Andrew Epstein
Britain's Prince Andrew, Duke of York visits the Royal National Orthopaedic Hospital to open the new Stanmore Building, in London, Britain March 21, 2019 Image Credit: Reuters

NEW YORK - Late financier Jeffrey Epstein's 2009 settlement agreement with Virginia Giuffre was made public on Monday, as part of Giuffre's civil lawsuit accusing Britain's Prince Andrew of sexual abuse.

Giuffre's lawsuit accuses Andrew of forcing her to have sex more than two decades ago when she was under 18 at the London home of former Epstein associate Ghislaine Maxwell, and abusing her at two of Epstein's homes. Giuffre, 38, is seeking unspecified damages in a civil lawsuit filed in Manhattan federal court.

Jeffrey Epstein agreed in 2009 to pay $500,000 to a woman who's currently suing Prince Andrew for assaulting her when she was a teenager, according to a previously confidential settlement unsealed on Monday.

The agreement was made public as part of Virginia Giuffre's suit against Andrew, whom she claims was one of several powerful men to whom Epstein "lent" her for sexual abuse.

Giuffre sued Epstein in federal court in Florida in 2009 and reached the confidential pact with him that year.

The nine-page agreement includes a requirement that the amount of the settlement remain confidential. The parties also agreed that the agreement "should not in any way be construed as an admission by Jeffrey Epstein" that he violated any federal or state laws.

The document shows Epstein's notarized signature on Nov. 25, 2009 in Palm Beach, Florida. Giuffre had separately signed the agreement on Nov. 17, 2009, in New South Wales, Australia.

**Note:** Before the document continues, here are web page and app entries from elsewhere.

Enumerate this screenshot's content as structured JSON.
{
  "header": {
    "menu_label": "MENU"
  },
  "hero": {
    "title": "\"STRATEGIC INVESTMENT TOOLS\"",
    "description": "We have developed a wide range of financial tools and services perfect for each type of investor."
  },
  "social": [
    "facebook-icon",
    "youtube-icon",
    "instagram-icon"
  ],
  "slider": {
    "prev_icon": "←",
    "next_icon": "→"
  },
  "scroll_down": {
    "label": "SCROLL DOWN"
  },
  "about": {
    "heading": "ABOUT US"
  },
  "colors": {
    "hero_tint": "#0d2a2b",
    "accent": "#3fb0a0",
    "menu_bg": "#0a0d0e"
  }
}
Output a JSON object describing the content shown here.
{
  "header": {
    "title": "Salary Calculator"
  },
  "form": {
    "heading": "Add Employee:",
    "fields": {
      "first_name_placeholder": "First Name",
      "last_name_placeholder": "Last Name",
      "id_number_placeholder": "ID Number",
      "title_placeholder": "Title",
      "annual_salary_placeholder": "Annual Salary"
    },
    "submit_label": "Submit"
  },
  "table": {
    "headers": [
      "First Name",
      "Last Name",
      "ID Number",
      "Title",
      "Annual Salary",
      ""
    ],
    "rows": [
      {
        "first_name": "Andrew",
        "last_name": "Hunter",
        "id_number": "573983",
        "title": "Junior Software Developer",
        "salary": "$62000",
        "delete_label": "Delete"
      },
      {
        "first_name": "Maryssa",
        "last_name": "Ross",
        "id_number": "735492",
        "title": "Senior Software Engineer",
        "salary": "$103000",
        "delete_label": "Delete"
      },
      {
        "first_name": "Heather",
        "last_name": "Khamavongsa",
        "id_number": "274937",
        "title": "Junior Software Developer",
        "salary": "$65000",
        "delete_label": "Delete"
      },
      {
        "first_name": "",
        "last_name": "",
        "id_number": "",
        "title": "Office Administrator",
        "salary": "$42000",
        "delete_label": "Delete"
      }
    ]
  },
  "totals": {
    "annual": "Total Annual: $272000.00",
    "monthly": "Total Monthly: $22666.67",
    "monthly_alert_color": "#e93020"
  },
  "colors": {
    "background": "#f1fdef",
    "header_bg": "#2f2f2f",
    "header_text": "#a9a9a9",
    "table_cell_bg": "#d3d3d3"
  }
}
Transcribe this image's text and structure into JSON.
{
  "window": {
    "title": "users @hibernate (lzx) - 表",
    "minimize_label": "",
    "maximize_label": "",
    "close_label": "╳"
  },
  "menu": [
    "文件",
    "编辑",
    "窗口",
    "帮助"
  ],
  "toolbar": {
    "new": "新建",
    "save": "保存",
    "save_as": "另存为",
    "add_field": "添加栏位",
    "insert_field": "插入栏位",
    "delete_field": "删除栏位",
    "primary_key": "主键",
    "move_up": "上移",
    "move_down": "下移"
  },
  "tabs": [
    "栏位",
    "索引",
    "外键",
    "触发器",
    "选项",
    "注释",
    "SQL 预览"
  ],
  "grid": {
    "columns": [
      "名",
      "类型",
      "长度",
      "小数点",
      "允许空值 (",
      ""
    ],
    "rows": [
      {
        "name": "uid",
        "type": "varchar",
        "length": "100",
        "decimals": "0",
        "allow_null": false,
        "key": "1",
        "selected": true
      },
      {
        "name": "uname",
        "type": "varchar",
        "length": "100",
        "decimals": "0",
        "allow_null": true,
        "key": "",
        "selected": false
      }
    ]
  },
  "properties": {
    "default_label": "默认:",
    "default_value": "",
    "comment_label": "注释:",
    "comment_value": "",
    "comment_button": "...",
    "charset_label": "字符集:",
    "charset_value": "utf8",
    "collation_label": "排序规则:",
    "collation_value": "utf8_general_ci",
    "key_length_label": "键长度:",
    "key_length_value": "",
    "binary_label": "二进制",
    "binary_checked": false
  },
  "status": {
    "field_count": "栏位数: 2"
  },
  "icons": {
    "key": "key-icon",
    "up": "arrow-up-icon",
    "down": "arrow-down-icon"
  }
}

Andrew, 61, has denied Giuffre's assertions and has moved to dismiss the lawsuit, arguing Giuffre is seeking a "payday" from her accusations against Epstein and his associates. The prince has not been accused of criminal wrongdoing.

He argues a confidential agreement Giuffre reached with Epstein, whom she has accused of trafficking her for sex when she was a teenager, shields him from liability. Andrew's lawyer says the deal covers "royalty" and that Epstein intended for it to cover anyone Giuffre might sue. 

Giuffre's civil case against Andrew is still in its early stages. U.S. District Judge Lewis Kaplan has said a trial could begin between September and December of 2022 if no settlement is reached.

A hearing on Andrew's motion to dismiss the case is scheduled for Tuesday morning.

Andrew gave up many royal duties in November 2019, stating that his association with Epstein had become a "disruption to my family's work." Giuffre's suit is separate from the criminal trial against Maxwell that concluded last week. Maxwell, 60, was convicted of recruiting and grooming girls for Epstein to abuse between 1994 and 2004.

Giuffre's claims did not form the basis of any of the charges Maxwell faced and she did not testify for either side during the three-week criminal trial.

Epstein killed himself in a Manhattan jail cell in 2019 at the age of 66 while awaiting trial on sex abuse charges.